- Wrist Splints: Putting on a wrist splint at night or during activities that trigger symptoms can help retain the wrist in a neutral position, relieving pressure on the median nerve and reducing symptoms.
- Medications: Nonsteroidal anti-inflammatory drugs (NSAIDs) may be recommended to reduce pain and inflammation associated with CTS. Corticosteroid injections can also be effective in reducing inflammation and relieving symptoms in more severe cases.
- Physical Therapy: Physical therapy can be beneficial in managing carpal tunnel syndrome. A therapist can provide exercises and stretches to improve wrist strength and flexibility, as well as educate on proper posture and body mechanics to reduce strain on the wrist.
- Lifestyle Modifications: Making lifestyle changes such as losing weight if overweight, managing underlying health conditions like diabetes or hypothyroidism, and reducing activities that exacerbate symptoms can help in managing carpal tunnel syndrome.
- Ergonomic Changes: Making ergonomic changes in the workplace, such as using an ergonomic keyboard, mouse, and chair, adjusting the height of the desk, and taking regular breaks to stretch and rest the wrist can help reduce the risk of developing carpal tunnel syndrome or alleviate symptoms in those already affected by it.
- Hand Exercises: Specific hand exercises can help strengthen the muscles in the hand and wrist, improving grip strength and reducing symptoms of CTS. A therapist or healthcare provider can recommend appropriate exercises based on the severity and individual needs of the condition.

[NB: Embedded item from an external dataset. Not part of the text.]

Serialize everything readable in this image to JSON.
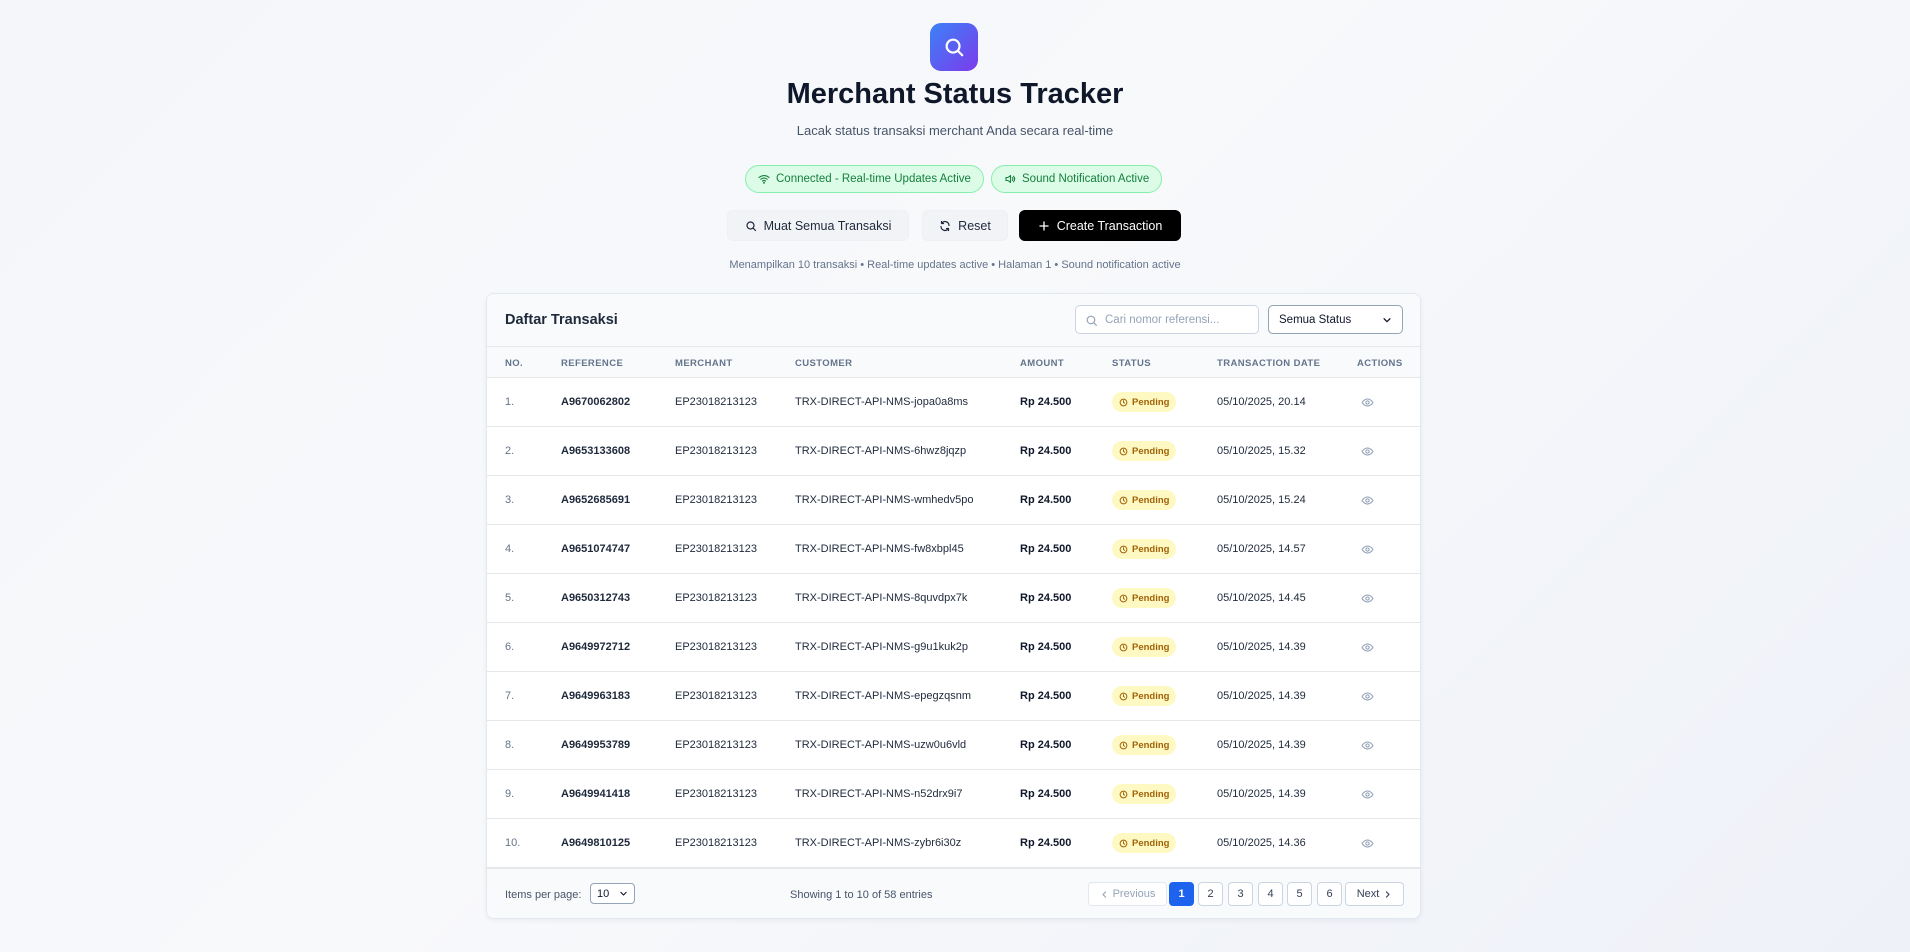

- Surgical management. If patient’s sign and symptoms didn’t improve after the non-operative treatment then surgery would be the option by doing Carpal tunnel release. In this surgery the roof of the Carpal tunnel is incised in order to decompress the tunnel. It’s a very simple surgery, takes less then half an hour and can be done in regional anaesthesia. Patient can be discharge on the same day.
Carpal tunnel syndrome is a common condition that affects the wrist and hand, causing pain, numbness, weakness, and other uncomfortable symptoms. It can be caused by various factors such as repetitive hand and wrist movements, hormonal changes, genetics, obesity, and other health conditions.if non operative treatment fails to improves the sign/ symptoms then a simple day care surgery can be done.